Perhaps you are not as informed as you could be about I.8.3, and the difference between the power to regulate commerce with foreign nations and the power to regulate commerce among the several states.
I request that you read the following pieces:
James Madison on the power to regulate commerce with foreign nations: http://press-pubs.uchicago.edu/founders/documents/a1_8_3_commerces18.html">
James Madison on the power to regulate commerce among the several states: http://press-pubs.uchicago.edu/founders/documents/a1_8_3_commerces19.html
Clarence Thomas's brilliant opinion in US v Lopez, in which he explains why the New Deal Commerce Clause is a fraud: http://www.law.cornell.edu/supct/html/93-1260.ZC1.html
It's a "hate the sin, love ths sinner" kind of deal.
Defending the right to free speech means defending someone else's right to say something you don't agree with.
The right to the keep and bear arms also applies to people we might not necessarily like or trust.
In our constitutional republic,the Tenth Amendment means that the states have the right to pass laws we don't agree with.
The Founders talked about the States being "laboratories of democracy", and weren't under any illusion that every law they passed would be good law, but believed that when they did pass bad laws the people would sort it out and fix it once they had a taste of living under it.
Don't forget that we still have the process of amendment and can still use it to give that power to the federal government if the states and the people decide that's what they want.
Do not let anyone make you defend "drug legalization" for recognizing that the authority to pass those laws was never properly granted to the national government and thus, still rests with the States.
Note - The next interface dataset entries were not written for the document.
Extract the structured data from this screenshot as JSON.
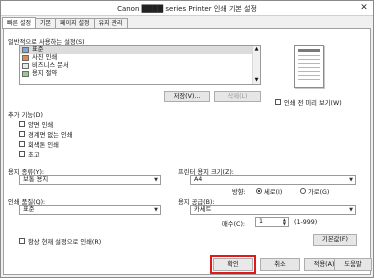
{
  "window": {
    "title": "Canon ████ series Printer 인쇄 기본 설정",
    "close_glyph": "✕"
  },
  "tabs": [
    {
      "label": "빠른 설정"
    },
    {
      "label": "기본"
    },
    {
      "label": "페이지 설정"
    },
    {
      "label": "유지 관리"
    }
  ],
  "presets": {
    "heading": "일반적으로 사용하는 설정(S)",
    "items": [
      {
        "label": "표준",
        "icon": "printer-icon"
      },
      {
        "label": "사진 인쇄",
        "icon": "photo-icon"
      },
      {
        "label": "비즈니스 문서",
        "icon": "document-icon"
      },
      {
        "label": "용지 절약",
        "icon": "paper-save-icon"
      }
    ],
    "save_button": "저장(V)...",
    "delete_button": "삭제(L)"
  },
  "preview": {
    "always_preview_label": "인쇄 전 미리 보기(W)"
  },
  "additional": {
    "heading": "추가 기능(D)",
    "options": [
      {
        "label": "양면 인쇄"
      },
      {
        "label": "경계면 없는 인쇄"
      },
      {
        "label": "회색톤 인쇄"
      },
      {
        "label": "초고"
      }
    ]
  },
  "media_type": {
    "label": "용지 종류(Y):",
    "value": "보통 용지"
  },
  "paper_size": {
    "label": "프린터 용지 크기(Z):",
    "value": "A4"
  },
  "orientation": {
    "label": "방향:",
    "portrait": "세로(I)",
    "landscape": "가로(G)"
  },
  "print_quality": {
    "label": "인쇄 품질(Q):",
    "value": "표준"
  },
  "paper_source": {
    "label": "용지 공급(B):",
    "value": "카세트"
  },
  "copies": {
    "label": "매수(C):",
    "value": "1",
    "range": "(1-999)"
  },
  "always_print_current": {
    "label": "항상 현재 설정으로 인쇄(R)"
  },
  "defaults_button": "기본값(F)",
  "footer": {
    "ok": "확인",
    "cancel": "취소",
    "apply": "적용(A)",
    "help": "도움말"
  },
  "colors": {
    "highlight_border": "#e0191b",
    "accent": "#0066cc"
  }
}
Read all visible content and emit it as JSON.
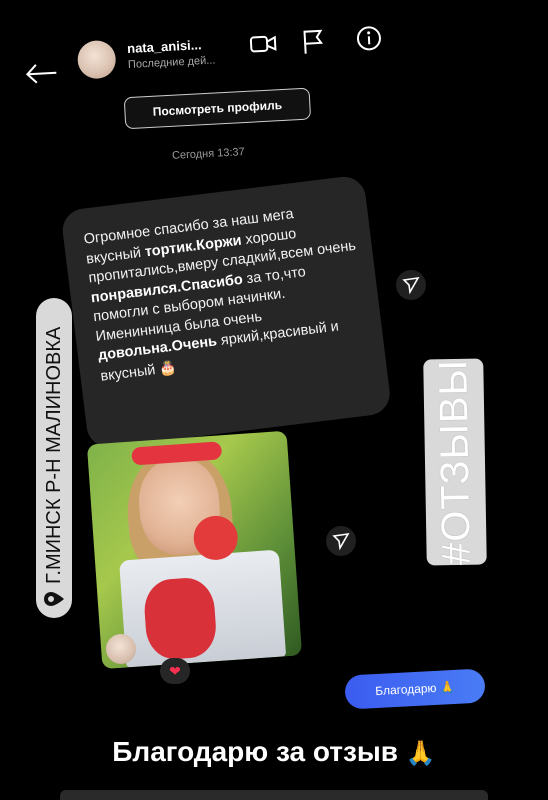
{
  "header": {
    "username": "nata_anisi...",
    "last_seen": "Последние дей...",
    "view_profile_label": "Посмотреть профиль"
  },
  "chat": {
    "timestamp": "Сегодня 13:37",
    "message_parts": [
      {
        "text": "Огромное спасибо за наш мега вкусный ",
        "bold": false
      },
      {
        "text": "тортик.Коржи",
        "bold": true
      },
      {
        "text": " хорошо пропитались,вмеру сладкий,всем очень ",
        "bold": false
      },
      {
        "text": "понравился.Спасибо",
        "bold": true
      },
      {
        "text": " за то,что помогли с выбором начинки. Именинница была очень ",
        "bold": false
      },
      {
        "text": "довольна.Очень",
        "bold": true
      },
      {
        "text": " яркий,красивый и вкусный ",
        "bold": false
      }
    ],
    "message_emoji": "🎂",
    "reaction_emoji": "❤",
    "reply_text": "Благодарю",
    "reply_emoji": "🙏"
  },
  "overlays": {
    "location": "Г.МИНСК Р-Н МАЛИНОВКА",
    "hashtag": "#ОТЗЫВЫ",
    "caption": "Благодарю за отзыв",
    "caption_emoji": "🙏"
  },
  "icons": [
    "back-arrow-icon",
    "video-call-icon",
    "flag-icon",
    "info-icon",
    "send-icon",
    "heart-icon",
    "location-pin-icon"
  ],
  "colors": {
    "background": "#000000",
    "bubble": "#262626",
    "reply": "#3b5cf0",
    "tag": "#d9d9d9"
  }
}
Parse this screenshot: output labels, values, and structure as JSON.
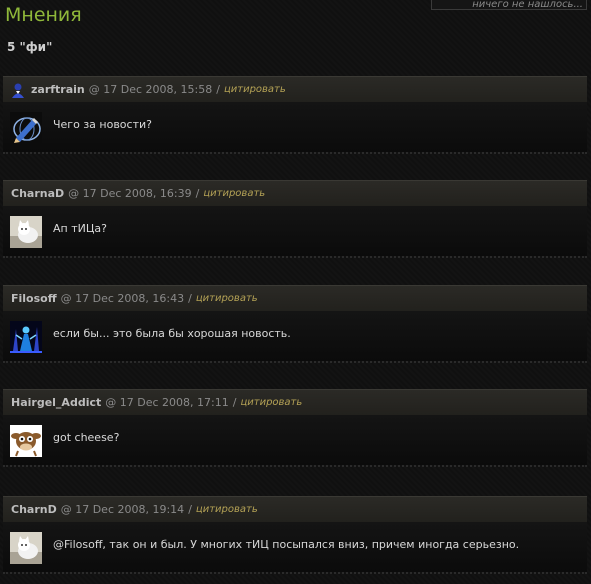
{
  "search": {
    "text": "ничего не нашлось..."
  },
  "page_title": "Мнения",
  "topic_line": "5 \"фи\"",
  "comments": [
    {
      "author": "zarftrain",
      "date": "@ 17 Dec 2008, 15:58",
      "sep": "/",
      "quote": "цитировать",
      "text": "Чего за новости?",
      "avatar_icon": "pencil-globe-icon",
      "header_icon": "user-icon"
    },
    {
      "author": "CharnaD",
      "date": "@ 17 Dec 2008, 16:39",
      "sep": "/",
      "quote": "цитировать",
      "text": "Ап тИЦа?",
      "avatar_icon": "white-cat-icon"
    },
    {
      "author": "Filosoff",
      "date": "@ 17 Dec 2008, 16:43",
      "sep": "/",
      "quote": "цитировать",
      "text": "если бы... это была бы хорошая новость.",
      "avatar_icon": "blue-figure-icon"
    },
    {
      "author": "Hairgel_Addict",
      "date": "@ 17 Dec 2008, 17:11",
      "sep": "/",
      "quote": "цитировать",
      "text": "got cheese?",
      "avatar_icon": "cow-icon"
    },
    {
      "author": "CharnD",
      "date": "@ 17 Dec 2008, 19:14",
      "sep": "/",
      "quote": "цитировать",
      "text": "@Filosoff, так он и был. У многих тИЦ посыпался вниз, причем иногда серьезно.",
      "avatar_icon": "white-cat-icon"
    }
  ]
}
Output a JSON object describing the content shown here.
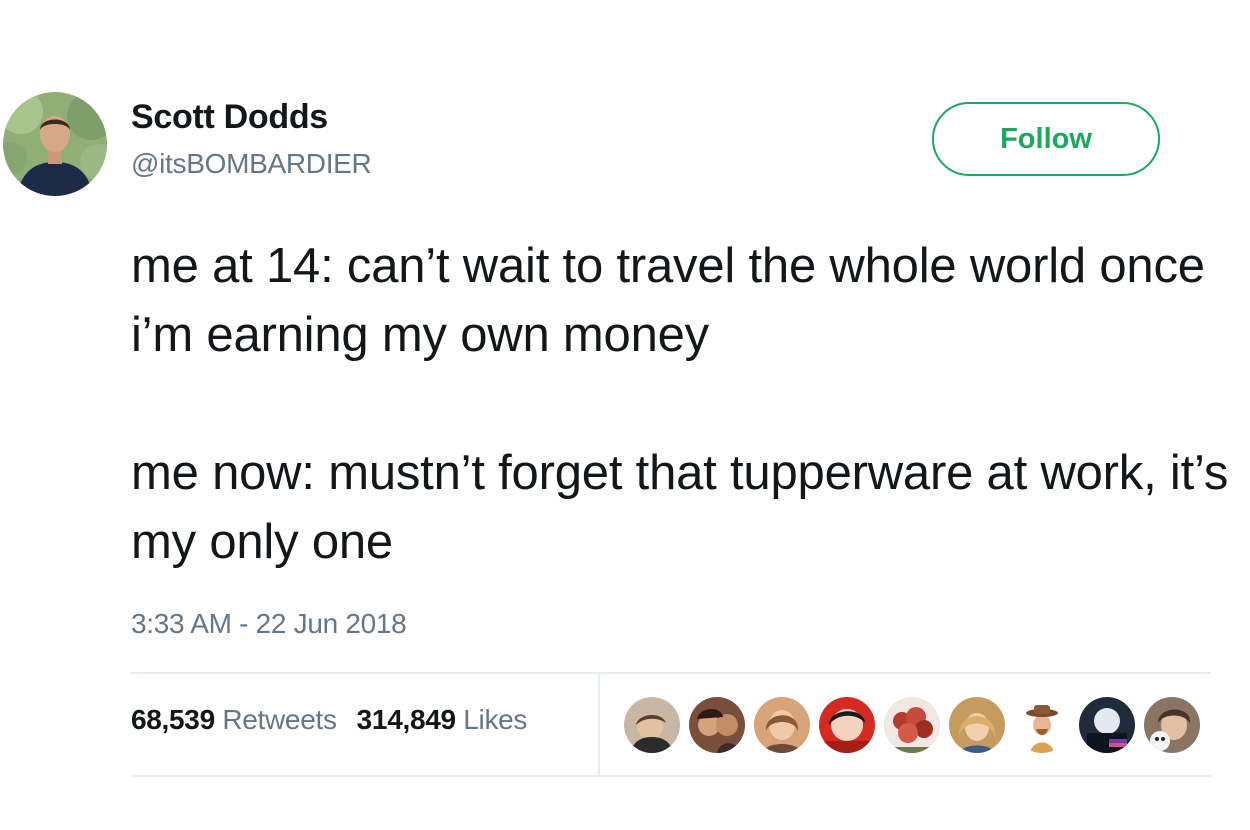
{
  "user": {
    "name": "Scott Dodds",
    "handle": "@itsBOMBARDIER"
  },
  "follow_label": "Follow",
  "tweet": {
    "paragraph1": "me at 14: can’t wait to travel the whole world once i’m earning my own money",
    "paragraph2": "me now: mustn’t forget that tupperware at work, it’s my only one",
    "timestamp": "3:33 AM - 22 Jun 2018"
  },
  "stats": {
    "retweets_count": "68,539",
    "retweets_label": "Retweets",
    "likes_count": "314,849",
    "likes_label": "Likes"
  },
  "likers": [
    {
      "color": "#c9b7a6"
    },
    {
      "color": "#7a4e3a"
    },
    {
      "color": "#d9a37a"
    },
    {
      "color": "#d42a22"
    },
    {
      "color": "#b53a2f"
    },
    {
      "color": "#c69b5f"
    },
    {
      "color": "#e8e1d6"
    },
    {
      "color": "#1f2a3a"
    },
    {
      "color": "#8a7565"
    }
  ],
  "colors": {
    "follow_accent": "#1da861",
    "secondary_text": "#657786",
    "divider": "#e6ecf0"
  }
}
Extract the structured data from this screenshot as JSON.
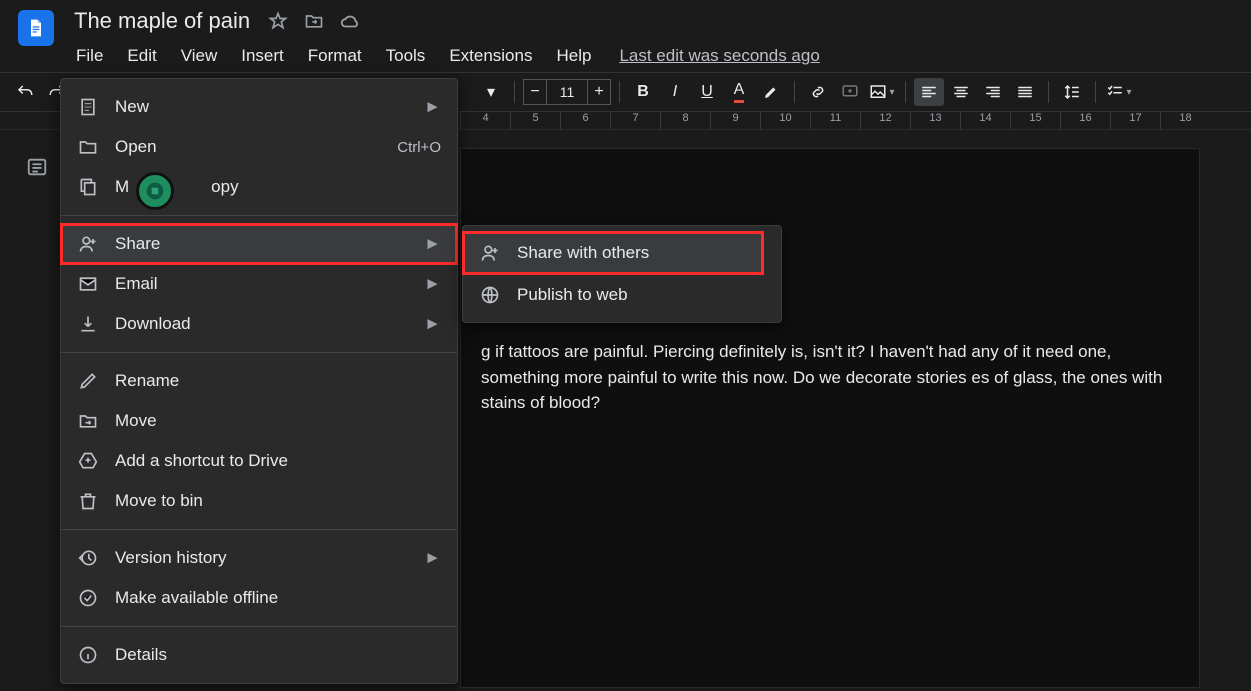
{
  "doc_title": "The maple of pain",
  "menubar": {
    "file": "File",
    "edit": "Edit",
    "view": "View",
    "insert": "Insert",
    "format": "Format",
    "tools": "Tools",
    "extensions": "Extensions",
    "help": "Help",
    "last_edit": "Last edit was seconds ago"
  },
  "toolbar": {
    "font_size": "11"
  },
  "ruler": [
    "4",
    "5",
    "6",
    "7",
    "8",
    "9",
    "10",
    "11",
    "12",
    "13",
    "14",
    "15",
    "16",
    "17",
    "18"
  ],
  "file_menu": {
    "new": "New",
    "open": "Open",
    "open_shortcut": "Ctrl+O",
    "make_a_copy_prefix": "M",
    "make_a_copy_suffix": "opy",
    "share": "Share",
    "email": "Email",
    "download": "Download",
    "rename": "Rename",
    "move": "Move",
    "add_shortcut": "Add a shortcut to Drive",
    "move_to_bin": "Move to bin",
    "version_history": "Version history",
    "make_available_offline": "Make available offline",
    "details": "Details"
  },
  "share_submenu": {
    "share_with_others": "Share with others",
    "publish_to_web": "Publish to web"
  },
  "document_text": "g if tattoos are painful. Piercing definitely is, isn't it? I haven't had any of it  need one, something more painful to write this now. Do we decorate stories es of glass, the ones with stains of blood?"
}
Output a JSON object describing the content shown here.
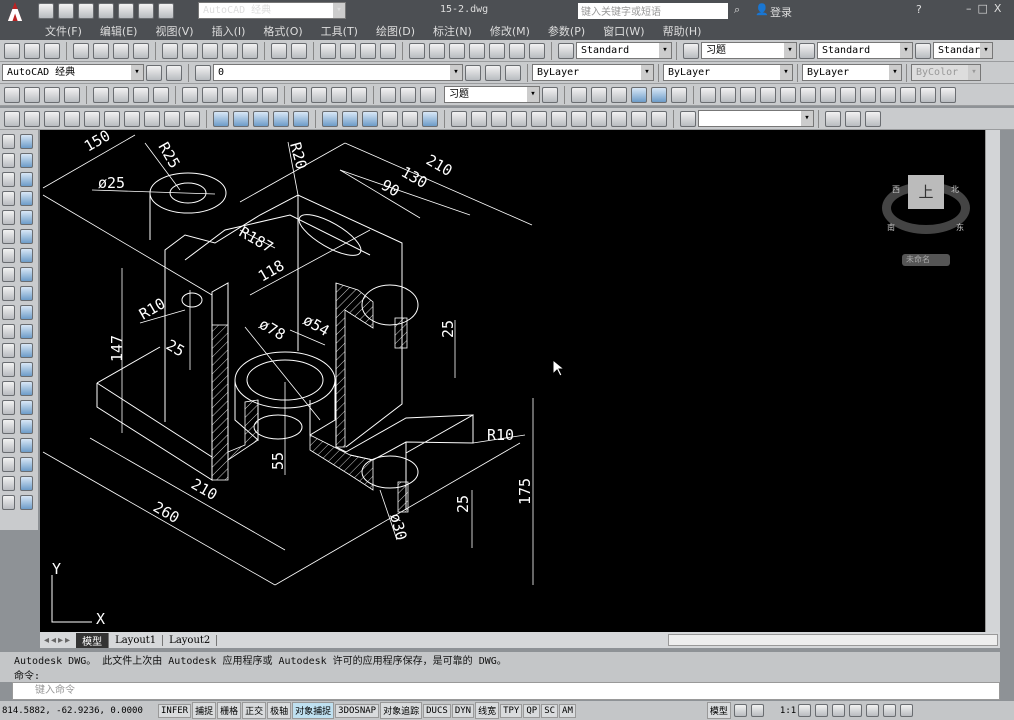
{
  "title_bar": {
    "workspace": "AutoCAD 经典",
    "filename": "15-2.dwg",
    "search_placeholder": "键入关键字或短语",
    "login": "登录"
  },
  "menu": [
    "文件(F)",
    "编辑(E)",
    "视图(V)",
    "插入(I)",
    "格式(O)",
    "工具(T)",
    "绘图(D)",
    "标注(N)",
    "修改(M)",
    "参数(P)",
    "窗口(W)",
    "帮助(H)"
  ],
  "toolbars": {
    "text_style": "Standard",
    "dim_style": "习题",
    "table_style": "Standard",
    "mleader_style": "Standar",
    "workspace": "AutoCAD 经典",
    "layer": "0",
    "color": "ByLayer",
    "linetype": "ByLayer",
    "lineweight": "ByLayer",
    "plotstyle": "ByColor",
    "dim_style2": "习题"
  },
  "viewcube": {
    "face": "上",
    "north": "北",
    "east": "东",
    "south": "南",
    "west": "西",
    "wcs": "未命名"
  },
  "drawing": {
    "dims": [
      "150",
      "R25",
      "ø25",
      "R20",
      "210",
      "130",
      "90",
      "R187",
      "118",
      "R10",
      "147",
      "25",
      "ø78",
      "ø54",
      "25",
      "55",
      "210",
      "260",
      "R10",
      "175",
      "25",
      "ø30"
    ],
    "ucs_y": "Y",
    "ucs_x": "X"
  },
  "tabs": [
    "模型",
    "Layout1",
    "Layout2"
  ],
  "command": {
    "history1": "Autodesk DWG。  此文件上次由 Autodesk 应用程序或 Autodesk 许可的应用程序保存，是可靠的 DWG。",
    "history2": "命令:",
    "placeholder": "键入命令"
  },
  "status": {
    "coords": "814.5882, -62.9236, 0.0000",
    "toggles": [
      "INFER",
      "捕捉",
      "栅格",
      "正交",
      "极轴",
      "对象捕捉",
      "3DOSNAP",
      "对象追踪",
      "DUCS",
      "DYN",
      "线宽",
      "TPY",
      "QP",
      "SC",
      "AM"
    ],
    "active": "对象捕捉",
    "model": "模型",
    "scale": "1:1"
  }
}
It's a dishonest tactic and anybody that tries it needs to be called out and confronted head on.
Don't think for one minute this issue isn't being played and calculated to sow dissent among the ranks of conservatives, and used to help defuse arguments about state's rights in the face of constitutional challenges to Obama's health care plan and other abuses of power.
That is entirely within the pervue of the executive prerogative: enforcement of the law. They can choose to do so zealously or not. They can interpret the law narrowly or not.
Its like coming in late to work every day and the boss does nothing about it. One is clearly a violation of policy, but you park in ‘his’ unmarked spot and he fires you. Police officers are sworn to ‘uphold the law’ and yet they grant Michigan drivers their customary 10 MPH over the speed limit (maybe not without a glare though). Pot / speedlimit same thing in my eyes.
Crack, crank, smack you name it, that’s akin to three-sheets drunk and stumbling around in a crowd with a fully loaded combat magazine, round in the M-203 and finger on the trigger; somebody’s gonna get hurt.
True enough, and by twisting it into a pretzel, progressives took a huge leap beyond a simple reading and meaning to expand feral powers. Shouldn't come as a surprise I suppose since governments historically tend to do just that. From the context in which the phrase appears I can't perceive any emanating penumbra that gives them the authority to play Robin Hood.
...since alchohol has no fundamental medical purpose, why then was the XVIII Ammendment perceived as necessary?
Heh; what??? Anyhow, in the not too distant past, various tonics, elixirs and syrups were in fact offered for "medicinal purposes". No doubt ubiquitous during prohibition. I'm led to believe red wine and beer in moderation can have beneficial, even medicinal effects. And who's to say that "taking the edge off" during a stressful period doesn't provide some benefits; even if short term? Well, all of which is beside the point since we're really talking about the regulation of Mary Warner(late aunt's pronunciation) under the auspices of the commerce clause. Which has also been twisted into a pretzel by progressives.
Medical pot is an oxymoron.